Ennerdale is a deeply deprived suburb of Johannesburg, South Africa's largest city. Built during the apartheid era to house black people known at the time as “Cape Coloureds”, it was created as a new kind of township designed to give economic self-sufficiency to its inhabitants - while ensuring racial segregation persisted.
Years after apartheid ended, Ennerdale is still home to a predominantly black African population. The aim of economic independence has never been achieved, and incomes are typically low. 70% of households live in informal housing - meaning children who grow up here face huge disadvantages right from the outset.
Social, economic and cultural deprivation
Johannesburg has long been a divided city; both racially and in terms of economic advantage. During apartheid, financial security was starkly split along racial lines. Of the city's 11 districts, seven were home to a largely white population, and four to a black. While the white authorities achieved 90% independence from central administration, the black communities were only 10% self-sufficient.
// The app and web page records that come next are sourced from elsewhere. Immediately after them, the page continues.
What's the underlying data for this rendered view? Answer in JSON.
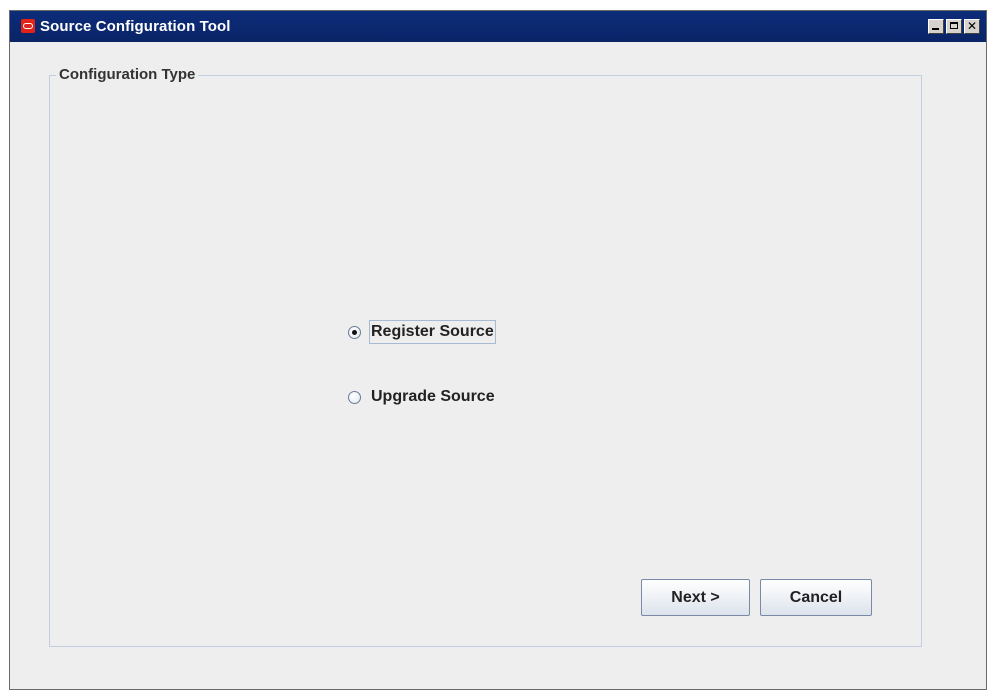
{
  "window": {
    "title": "Source Configuration Tool",
    "controls": {
      "minimize": "minimize",
      "maximize": "maximize",
      "close": "✕"
    }
  },
  "group": {
    "label": "Configuration Type"
  },
  "options": [
    {
      "label": "Register Source",
      "selected": true
    },
    {
      "label": "Upgrade Source",
      "selected": false
    }
  ],
  "buttons": {
    "next": "Next >",
    "cancel": "Cancel"
  },
  "colors": {
    "titlebar": "#0a2466",
    "app_icon": "#e2231a",
    "group_border": "#c3cfe0",
    "window_bg": "#eeeeee"
  }
}
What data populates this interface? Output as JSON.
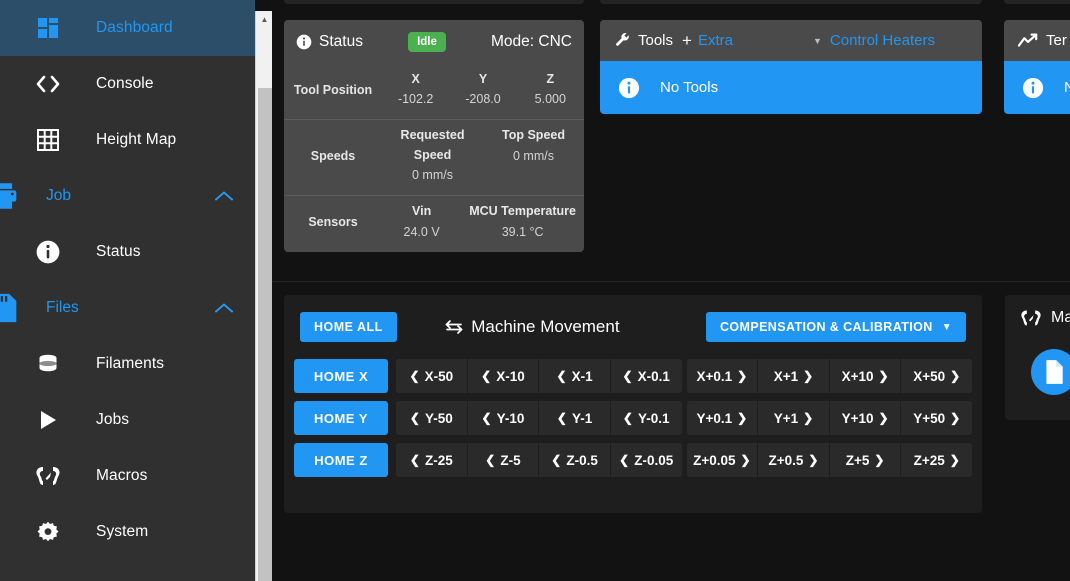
{
  "sidebar": {
    "items": [
      {
        "label": "Dashboard",
        "icon": "dashboard-icon",
        "active": true
      },
      {
        "label": "Console",
        "icon": "code-icon",
        "active": false
      },
      {
        "label": "Height Map",
        "icon": "grid-icon",
        "active": false
      }
    ],
    "groups": [
      {
        "label": "Job",
        "icon": "printer-icon",
        "expanded": true,
        "items": [
          {
            "label": "Status",
            "icon": "info-icon"
          }
        ]
      },
      {
        "label": "Files",
        "icon": "sdcard-icon",
        "expanded": true,
        "items": [
          {
            "label": "Filaments",
            "icon": "database-icon"
          },
          {
            "label": "Jobs",
            "icon": "play-icon"
          },
          {
            "label": "Macros",
            "icon": "macro-icon"
          },
          {
            "label": "System",
            "icon": "gear-icon"
          }
        ]
      }
    ]
  },
  "status_card": {
    "icon": "info-icon",
    "title": "Status",
    "badge": "Idle",
    "badge_color": "#4caf50",
    "mode": "Mode: CNC",
    "sections": [
      {
        "label": "Tool Position",
        "cells": [
          {
            "k": "X",
            "v": "-102.2"
          },
          {
            "k": "Y",
            "v": "-208.0"
          },
          {
            "k": "Z",
            "v": "5.000"
          }
        ]
      },
      {
        "label": "Speeds",
        "cells": [
          {
            "k": "Requested Speed",
            "v": "0 mm/s"
          },
          {
            "k": "Top Speed",
            "v": "0 mm/s"
          }
        ]
      },
      {
        "label": "Sensors",
        "cells": [
          {
            "k": "Vin",
            "v": "24.0 V"
          },
          {
            "k": "MCU Temperature",
            "v": "39.1 °C"
          }
        ]
      }
    ]
  },
  "tools_card": {
    "icon": "wrench-icon",
    "title": "Tools",
    "plus": "+",
    "extra": "Extra",
    "caret": "caret-down-icon",
    "control_heaters": "Control Heaters",
    "empty_icon": "info-icon",
    "empty_text": "No Tools"
  },
  "temp_card": {
    "icon": "chart-line-icon",
    "title": "Ter",
    "empty_icon": "info-icon",
    "empty_text": "N"
  },
  "movement_card": {
    "home_all": "HOME ALL",
    "title": "Machine Movement",
    "title_icon": "move-arrows-icon",
    "compensation": "COMPENSATION & CALIBRATION",
    "compensation_caret": "caret-down-icon",
    "axes": [
      {
        "home": "HOME X",
        "neg": [
          "X-50",
          "X-10",
          "X-1",
          "X-0.1"
        ],
        "pos": [
          "X+0.1",
          "X+1",
          "X+10",
          "X+50"
        ]
      },
      {
        "home": "HOME Y",
        "neg": [
          "Y-50",
          "Y-10",
          "Y-1",
          "Y-0.1"
        ],
        "pos": [
          "Y+0.1",
          "Y+1",
          "Y+10",
          "Y+50"
        ]
      },
      {
        "home": "HOME Z",
        "neg": [
          "Z-25",
          "Z-5",
          "Z-0.5",
          "Z-0.05"
        ],
        "pos": [
          "Z+0.05",
          "Z+0.5",
          "Z+5",
          "Z+25"
        ]
      }
    ]
  },
  "macros_card": {
    "icon": "macro-icon",
    "title": "Mac",
    "fab_icon": "file-icon"
  },
  "scrollbar": {
    "arrow_icon": "triangle-up-icon"
  },
  "colors": {
    "accent": "#2196f3",
    "sidebar_bg": "#303030",
    "active_bg": "#2d4e68",
    "card_bg": "#1e1e1e",
    "card_header_bg": "#4a4a4a",
    "page_bg": "#121212",
    "status_ok": "#4caf50"
  }
}
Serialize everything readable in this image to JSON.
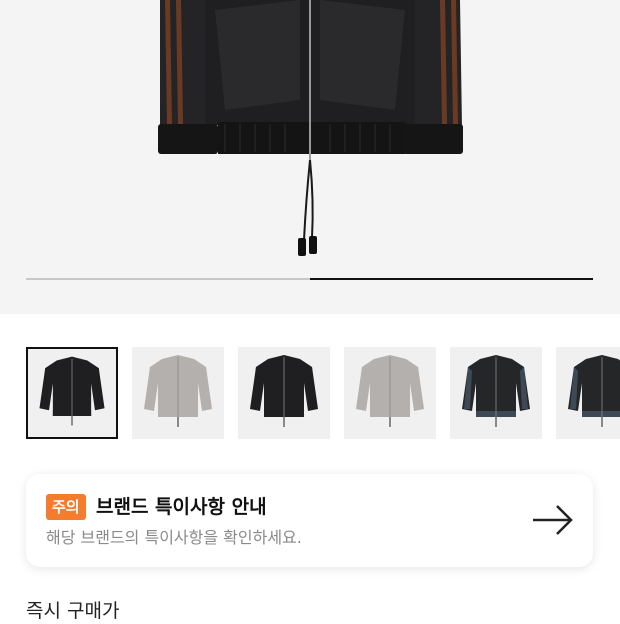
{
  "gallery": {
    "progress_fraction": 0.5,
    "product_colors": {
      "black": "#1f1f21",
      "brown_stripe": "#6a3a22",
      "grey": "#b3b0ad",
      "velour": "#252628"
    }
  },
  "thumbnails": [
    {
      "variant": "black",
      "selected": true
    },
    {
      "variant": "grey",
      "selected": false
    },
    {
      "variant": "black",
      "selected": false
    },
    {
      "variant": "grey",
      "selected": false
    },
    {
      "variant": "velour",
      "selected": false
    },
    {
      "variant": "velour",
      "selected": false
    }
  ],
  "notice": {
    "badge": "주의",
    "title": "브랜드 특이사항 안내",
    "description": "해당 브랜드의 특이사항을 확인하세요.",
    "badge_color": "#f47c2c",
    "icon": "arrow-right-icon"
  },
  "price_section": {
    "title": "즉시 구매가"
  }
}
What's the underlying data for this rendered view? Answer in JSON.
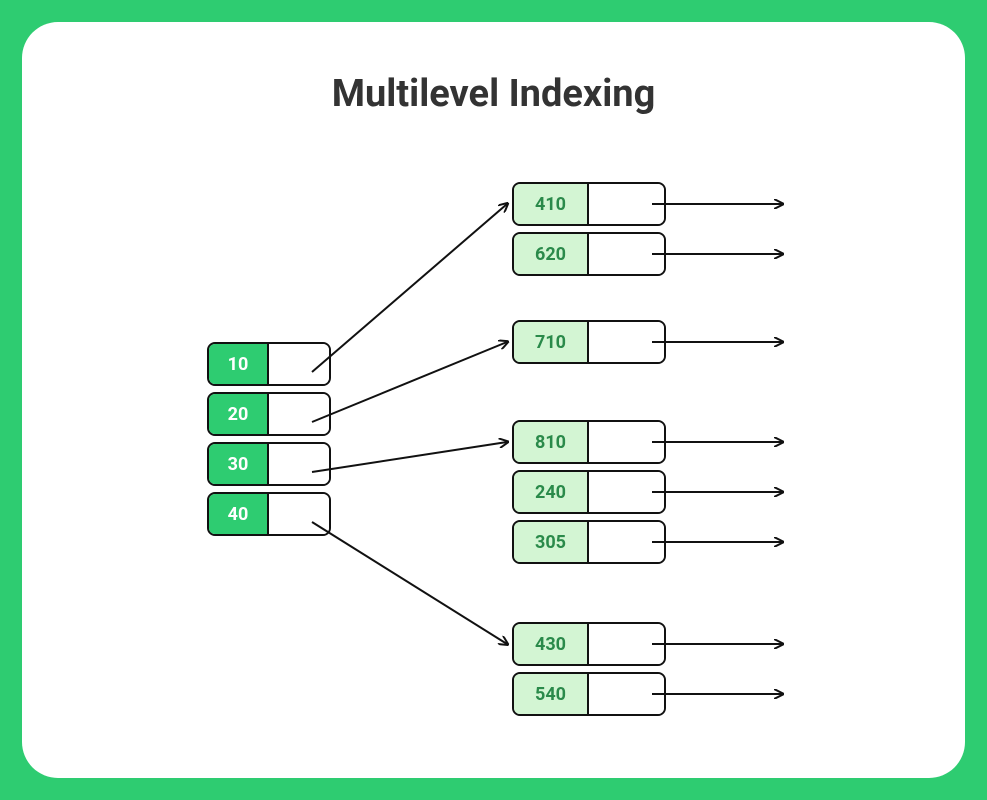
{
  "title": "Multilevel Indexing",
  "colors": {
    "frame": "#2ecc71",
    "primary_key_bg": "#2ecc71",
    "primary_key_fg": "#ffffff",
    "secondary_key_bg": "#d3f5d3",
    "secondary_key_fg": "#2a8a4a"
  },
  "primary_index": [
    {
      "key": "10"
    },
    {
      "key": "20"
    },
    {
      "key": "30"
    },
    {
      "key": "40"
    }
  ],
  "secondary_blocks": [
    {
      "rows": [
        {
          "key": "410"
        },
        {
          "key": "620"
        }
      ]
    },
    {
      "rows": [
        {
          "key": "710"
        }
      ]
    },
    {
      "rows": [
        {
          "key": "810"
        },
        {
          "key": "240"
        },
        {
          "key": "305"
        }
      ]
    },
    {
      "rows": [
        {
          "key": "430"
        },
        {
          "key": "540"
        }
      ]
    }
  ]
}
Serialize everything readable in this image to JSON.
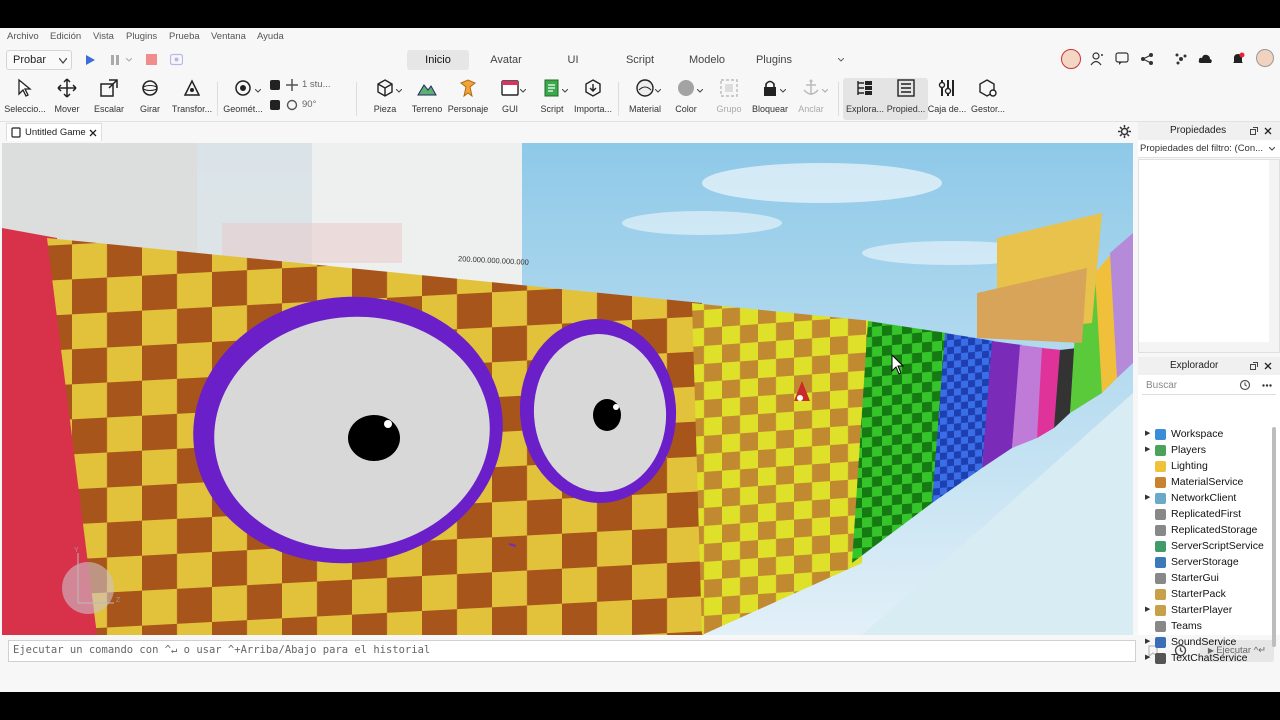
{
  "menu": [
    "Archivo",
    "Edición",
    "Vista",
    "Plugins",
    "Prueba",
    "Ventana",
    "Ayuda"
  ],
  "test_dropdown": "Probar",
  "ribbon_tabs": [
    "Inicio",
    "Avatar",
    "UI",
    "Script",
    "Modelo",
    "Plugins"
  ],
  "tools": {
    "select": "Seleccio...",
    "move": "Mover",
    "scale": "Escalar",
    "rotate": "Girar",
    "transform": "Transfor...",
    "geometry": "Geomét...",
    "move_step": "1 stu...",
    "rotate_step": "90°",
    "part": "Pieza",
    "terrain": "Terreno",
    "character": "Personaje",
    "gui": "GUI",
    "script": "Script",
    "import": "Importa...",
    "material": "Material",
    "color": "Color",
    "group": "Grupo",
    "lock": "Bloquear",
    "anchor": "Anclar",
    "explorer": "Explora...",
    "properties": "Propied...",
    "toolbox": "Caja de...",
    "manager": "Gestor..."
  },
  "doc_tab": "Untitled Game",
  "viewport": {
    "billboard_text": "200.000.000.000.000",
    "axis_y": "Y",
    "axis_z": "Z"
  },
  "properties_panel": {
    "title": "Propiedades",
    "filter": "Propiedades del filtro: (Con..."
  },
  "explorer_panel": {
    "title": "Explorador",
    "search_placeholder": "Buscar",
    "items": [
      {
        "name": "Workspace",
        "expandable": true,
        "color": "#3a8dd8"
      },
      {
        "name": "Players",
        "expandable": true,
        "color": "#4ba35a"
      },
      {
        "name": "Lighting",
        "expandable": false,
        "color": "#f0c23a"
      },
      {
        "name": "MaterialService",
        "expandable": false,
        "color": "#c9822f"
      },
      {
        "name": "NetworkClient",
        "expandable": true,
        "color": "#6aa9c8"
      },
      {
        "name": "ReplicatedFirst",
        "expandable": false,
        "color": "#888888"
      },
      {
        "name": "ReplicatedStorage",
        "expandable": false,
        "color": "#888888"
      },
      {
        "name": "ServerScriptService",
        "expandable": false,
        "color": "#3f9b6a"
      },
      {
        "name": "ServerStorage",
        "expandable": false,
        "color": "#3a7ab8"
      },
      {
        "name": "StarterGui",
        "expandable": false,
        "color": "#888888"
      },
      {
        "name": "StarterPack",
        "expandable": false,
        "color": "#c9a04a"
      },
      {
        "name": "StarterPlayer",
        "expandable": true,
        "color": "#c9a04a"
      },
      {
        "name": "Teams",
        "expandable": false,
        "color": "#888888"
      },
      {
        "name": "SoundService",
        "expandable": true,
        "color": "#3a6fb8"
      },
      {
        "name": "TextChatService",
        "expandable": true,
        "color": "#555555"
      }
    ]
  },
  "command_bar": {
    "placeholder": "Ejecutar un comando con ^↵ o usar ^+Arriba/Abajo para el historial",
    "run_label": "Ejecutar ^↵"
  }
}
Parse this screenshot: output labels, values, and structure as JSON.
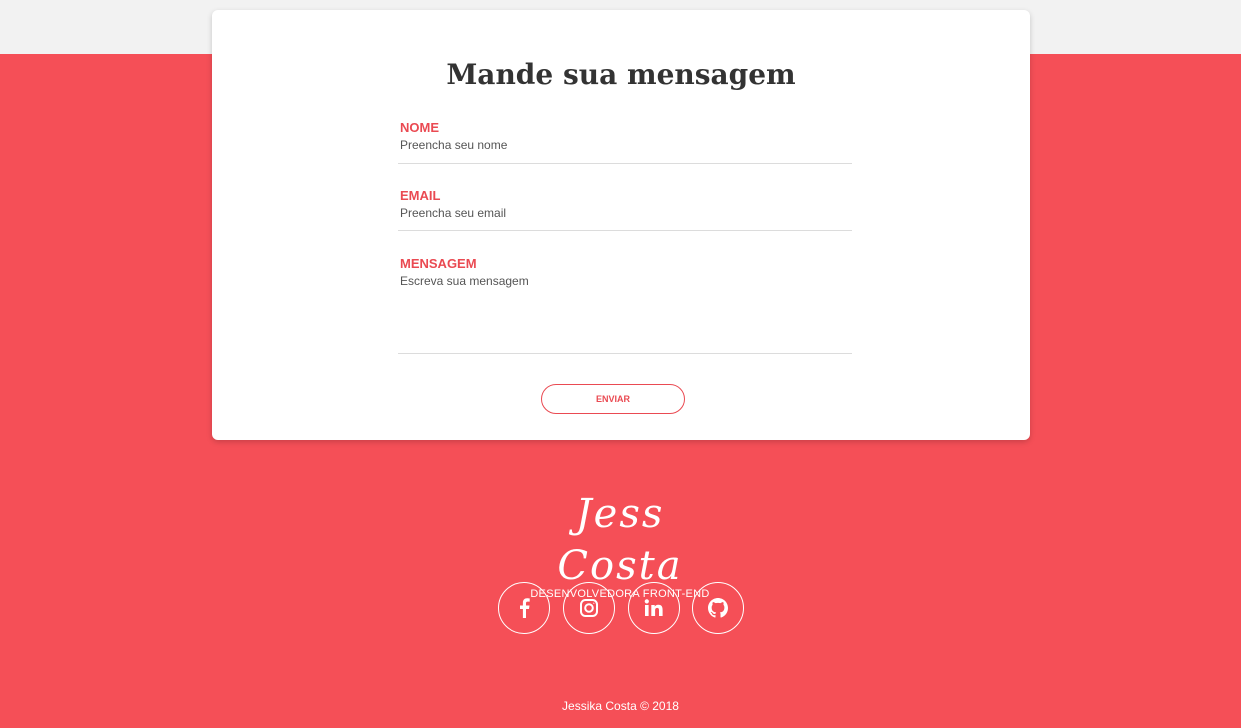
{
  "form": {
    "title": "Mande sua mensagem",
    "fields": [
      {
        "label": "NOME",
        "placeholder": "Preencha seu nome"
      },
      {
        "label": "EMAIL",
        "placeholder": "Preencha seu email"
      },
      {
        "label": "MENSAGEM",
        "placeholder": "Escreva sua mensagem"
      }
    ],
    "submit_label": "ENVIAR"
  },
  "footer": {
    "logo_name": "Jess Costa",
    "logo_subtitle": "DESENVOLVEDORA FRONT-END",
    "social_icons": [
      "facebook-icon",
      "instagram-icon",
      "linkedin-icon",
      "github-icon"
    ],
    "copyright": "Jessika Costa  ©  2018"
  },
  "colors": {
    "accent": "#ea4a52",
    "background": "#f54f57",
    "top_band": "#f2f2f2",
    "card": "#ffffff",
    "title": "#333333"
  }
}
Such figures speak for themselves. The tragedy is that many years after apartheid, these divisions still persist. Ennerdale is just one of a number of culturally, socially and economically deprived townships which house a chiefly black demographic. Ennerdale has no parks or arts centres. It is also lacking in foodstuffs from fresh and frozen items to dry goods such as flour, because inadequate roads make transportation difficult. It doesn't even have a reliable sanitation system.
A chaotic upbringing amid terrible conditions
Children grow up amid squalor, deprivation and violence. Poverty is of course rife, along with all the problems which so often accompany it. Crime is high, joblessness common, and education is patchy at best.
From the very beginning of life, the odds are stacked against children from Ennerdale. Life expectancy is lower than average, with malnutrition and risk of disease a constant threat. Physical development is restricted by stunting, and many children suffer psychologically as well.
These terrible circumstances have a devastating impact on young lives. Through no fault of their own, many young people are sucked into the violence and crime that surrounds them, developing aggressive behaviour and often abusing drugs.
As families collapse under the many pressures which weigh down on them, children also face social exclusion due to their background and lack of education and skills, and, for many, discrimination persists throughout life.
What is SOS Children doing to help?
SOS Children has been in Ennerdale since 1984. As ever, we care for children who no one else can care for. We give them a family and the love of an SOS mother, and ensure they get the education they need to achieve lifelong success.
Getting families going again
Our community support helps families find their feet. Key support goes to struggling families to help check the cycle of generational poverty which so often takes hold in Ennerdale. We help with tuition fees so children can go to school, and pay for books, equipment and uniforms to help children fit in and flourish.
Medical support is targeted at those affected by HIV/AIDS, as well as raising awareness to aid prevention.
At the heart of our community work is our focus on leading families towards independence so they can stand alone with pride and dignity, and offer a loving home to the children in their care. That's why we help families start businesses and earn their way to a sustainable income.
We believe people in Ennerdale can achieve the lives they deserve. We work to give families back their lives and children back their childhoods.